Galle, the capital of southwestern Sri Lanka

Galle Sri Lanka

Galle Fort Sri Lanka

Galle is a major city in Sri Lanka, situated on the southwestern tip of the island, 119 km from Colombo. Galle is the administrative capital of the southern province and is the district capital of the Galle district. James Tennent, the Irish born Colonial Secretary of Ceylon in 1845, said that Galle was the ancient seaport of Tarshish, from which ivory, peacocks and other valuables were shipped to King Solomon who ruled the kingdom of Israel. Cinnamon was exported from Sri Lanka as early as 1400 BC and as the origin of the word itself is Hebrew, Galle may have been a main point of export for the spice.

Galle had been a prominent seaport long before western rule in the country. Traders from Persia, the Middle East, Greece, Rome, Malaysia, India and China were doing business through Galle port and in 1411, a stone tablet inscribed in three languages Chinese, Tamil and Persian, called the Galle Trilingual Inscription, commemorated the second visit to Sri Lanka by the Chinese admiral Zheng He.

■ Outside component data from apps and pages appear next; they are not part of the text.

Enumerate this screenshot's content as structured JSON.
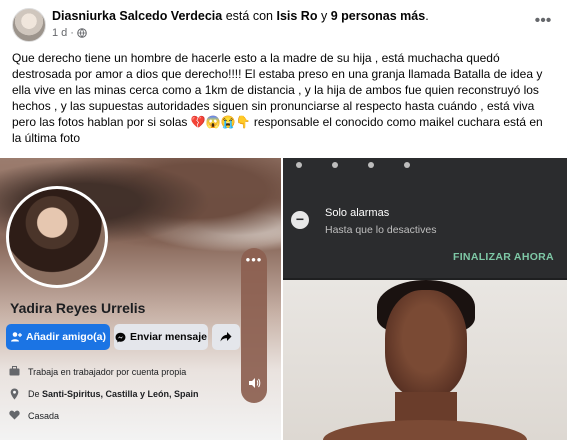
{
  "post": {
    "author": "Diasniurka Salcedo Verdecia",
    "with_text": "está con",
    "tagged": "Isis Ro",
    "and_text": "y",
    "others": "9 personas más",
    "period": ".",
    "time": "1 d",
    "dot": "·",
    "more_icon": "more-options-icon",
    "close_icon": "close-icon",
    "caption": "Que derecho tiene un hombre de hacerle esto a la madre de su hija , está muchacha quedó destrosada por amor a dios que derecho!!!! El  estaba preso en una granja llamada Batalla de idea y ella vive en las minas cerca como a 1km de distancia , y la hija de ambos fue quien reconstruyó los hechos , y las supuestas autoridades siguen sin pronunciarse al respecto hasta cuándo , está viva pero las fotos hablan por si solas 💔😱😭👇 responsable el conocido como maikel cuchara está en la última foto"
  },
  "left_photo": {
    "profile_name": "Yadira Reyes Urrelis",
    "add_friend": "Añadir amigo(a)",
    "send_message": "Enviar mensaje",
    "info": [
      {
        "icon": "briefcase-icon",
        "text": "Trabaja en trabajador por cuenta propia",
        "bold": ""
      },
      {
        "icon": "location-pin-icon",
        "text": "De ",
        "bold": "Santi-Spiritus, Castilla y León, Spain"
      },
      {
        "icon": "heart-icon",
        "text": "Casada",
        "bold": ""
      }
    ],
    "overlay_dots": "•••"
  },
  "right_photo": {
    "notif_title": "Solo alarmas",
    "notif_sub": "Hasta que lo desactives",
    "notif_action": "FINALIZAR AHORA"
  },
  "colors": {
    "link": "#1b74e4",
    "muted": "#65676b",
    "dark_panel": "#2b2c2e",
    "action_green": "#7ec8a6"
  }
}
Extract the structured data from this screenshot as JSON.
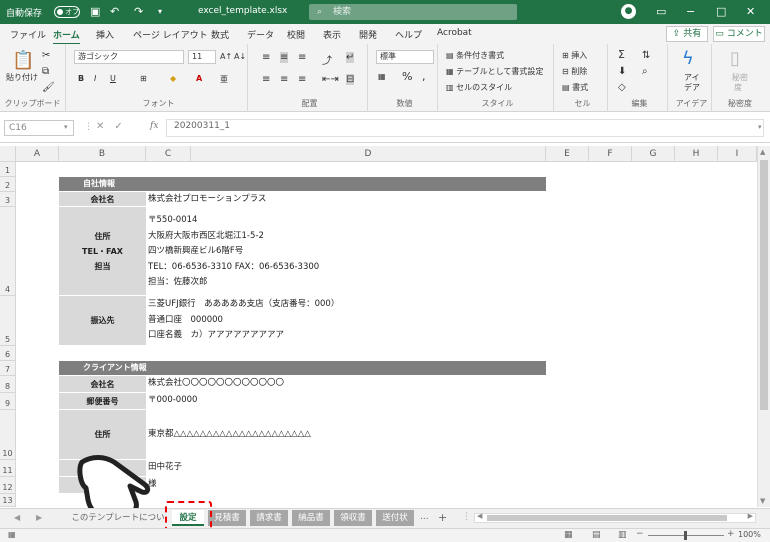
{
  "titlebar": {
    "autosave": "自動保存",
    "toggle": "オフ",
    "filename": "excel_template.xlsx",
    "search_placeholder": "検索"
  },
  "menu": {
    "items": [
      "ファイル",
      "ホーム",
      "挿入",
      "ページ レイアウト",
      "数式",
      "データ",
      "校閲",
      "表示",
      "開発",
      "ヘルプ",
      "Acrobat"
    ],
    "active_index": 1,
    "share": "共有",
    "comment": "コメント"
  },
  "ribbon": {
    "clipboard": {
      "paste": "貼り付け",
      "label": "クリップボード"
    },
    "font": {
      "name": "游ゴシック",
      "size": "11",
      "label": "フォント",
      "bold": "B",
      "italic": "I",
      "underline": "U"
    },
    "alignment": {
      "label": "配置"
    },
    "number": {
      "format": "標準",
      "percent": "%",
      "comma": ",",
      "label": "数値"
    },
    "styles": {
      "conditional": "条件付き書式",
      "table": "テーブルとして書式設定",
      "cell": "セルのスタイル",
      "label": "スタイル"
    },
    "cells": {
      "insert": "挿入",
      "delete": "削除",
      "format": "書式",
      "label": "セル"
    },
    "editing": {
      "label": "編集"
    },
    "ideas": {
      "label1": "アイ",
      "label2": "デア",
      "group": "アイデア"
    },
    "sensitivity": {
      "label1": "秘密",
      "label2": "度",
      "group": "秘密度"
    }
  },
  "formula": {
    "cell_ref": "C16",
    "fx": "fx",
    "value": "20200311_1"
  },
  "columns": [
    "A",
    "B",
    "C",
    "D",
    "E",
    "F",
    "G",
    "H",
    "I"
  ],
  "rows": [
    "1",
    "2",
    "3",
    "4",
    "5",
    "6",
    "7",
    "8",
    "9",
    "10",
    "11",
    "12",
    "13"
  ],
  "sheet": {
    "company_section": "自社情報",
    "company_label": "会社名",
    "company_value": "株式会社プロモーションプラス",
    "address_labels": [
      "住所",
      "TEL・FAX",
      "担当"
    ],
    "address_lines": [
      "〒550-0014",
      "大阪府大阪市西区北堀江1-5-2",
      "四ツ橋新興産ビル6階F号",
      "TEL：06-6536-3310  FAX：06-6536-3300",
      "担当：佐藤次郎"
    ],
    "bank_label": "振込先",
    "bank_lines": [
      "三菱UFJ銀行　あああああ支店（支店番号：000）",
      "普通口座　000000",
      "口座名義　カ）アアアアアアアアア"
    ],
    "client_section": "クライアント情報",
    "client_label": "会社名",
    "client_value": "株式会社〇〇〇〇〇〇〇〇〇〇〇〇",
    "zip_label": "郵便番号",
    "zip_value": "〒000-0000",
    "addr_label": "住所",
    "addr_value": "東京都△△△△△△△△△△△△△△△△△△△△△",
    "name_value": "田中花子",
    "honorific": "様"
  },
  "tabs": {
    "nav_left": "◀",
    "nav_right": "▶",
    "items": [
      "このテンプレートについて",
      "設定",
      "見積書",
      "請求書",
      "納品書",
      "領収書",
      "送付状"
    ],
    "active_index": 1,
    "more": "...",
    "add": "+"
  },
  "status": {
    "zoom": "100%"
  }
}
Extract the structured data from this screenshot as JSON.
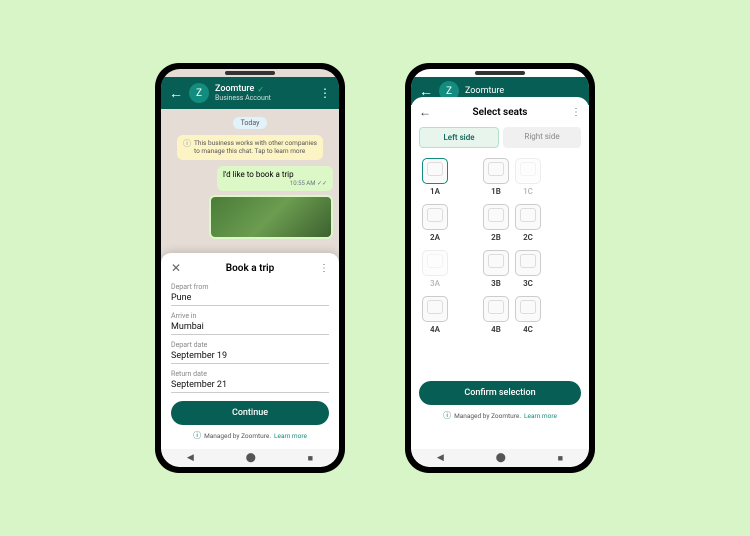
{
  "phone1": {
    "header": {
      "name": "Zoomture",
      "subtitle": "Business Account"
    },
    "chat": {
      "date": "Today",
      "system_msg": "This business works with other companies to manage this chat. Tap to learn more",
      "outgoing": "I'd like to book a trip",
      "time": "10:55 AM ✓✓"
    },
    "sheet": {
      "title": "Book a trip",
      "fields": [
        {
          "label": "Depart from",
          "value": "Pune"
        },
        {
          "label": "Arrive in",
          "value": "Mumbai"
        },
        {
          "label": "Depart date",
          "value": "September 19"
        },
        {
          "label": "Return date",
          "value": "September 21"
        }
      ],
      "button": "Continue",
      "managed": "Managed by Zoomture.",
      "learn_more": "Learn more"
    }
  },
  "phone2": {
    "header": {
      "name": "Zoomture"
    },
    "sheet": {
      "title": "Select seats",
      "tabs": {
        "left": "Left side",
        "right": "Right side"
      },
      "seats": [
        [
          {
            "id": "1A",
            "state": "selected"
          },
          {
            "id": "1B",
            "state": "normal"
          },
          {
            "id": "1C",
            "state": "disabled"
          }
        ],
        [
          {
            "id": "2A",
            "state": "normal"
          },
          {
            "id": "2B",
            "state": "normal"
          },
          {
            "id": "2C",
            "state": "normal"
          }
        ],
        [
          {
            "id": "3A",
            "state": "disabled"
          },
          {
            "id": "3B",
            "state": "normal"
          },
          {
            "id": "3C",
            "state": "normal"
          }
        ],
        [
          {
            "id": "4A",
            "state": "normal"
          },
          {
            "id": "4B",
            "state": "normal"
          },
          {
            "id": "4C",
            "state": "normal"
          }
        ]
      ],
      "button": "Confirm selection",
      "managed": "Managed by Zoomture.",
      "learn_more": "Learn more"
    }
  }
}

The modern history of Galle starts in 1505, when a Portuguese ship, under Lourenço de Almeida was driven there by a storm. However, the people of the city refused to let the Portuguese enter, so the Portuguese took it by force. In 1640, the Portuguese had to surrender to the Dutch East India Company. The Dutch built the present fort in the year 1663. They built a fortified wall, using solid granite, and built three bastions, known as Sun, Moon and Star. After the British took over the country from the Dutch in the year 1796, they preserved the fort, and used it as the administrative centre of the district.

Galle Maritime Museum Sri Lanka

Galle Maritime Museum Sri Lanka

Asian culture within a European fort

Galle provides an outstanding example of an urban setting which illustrates the interaction of European architecture and south Asian traditions from the 16th to the 19th centuries. The most salient feature is the use of European models adapted by local manpower to the geological, climatic, historical, and cultural conditions of Sri Lanka. In the structure of the ramparts, coral is frequently used along with granite. In the ground layout, all the measures of length, width and height conform with the regional standards. The narrow streets, planted with grass and shaded by woven rugs, are lined with houses, each with its own garden. An open veranda supported by columns was another sign of the accumulation of an architecture which is European only in its basic design. Galle is the best example of a fortified city built by the Portuguese in South and Southeast Asia. It is a world heritage site and is the largest remaining fortress in Asia built by European occupiers.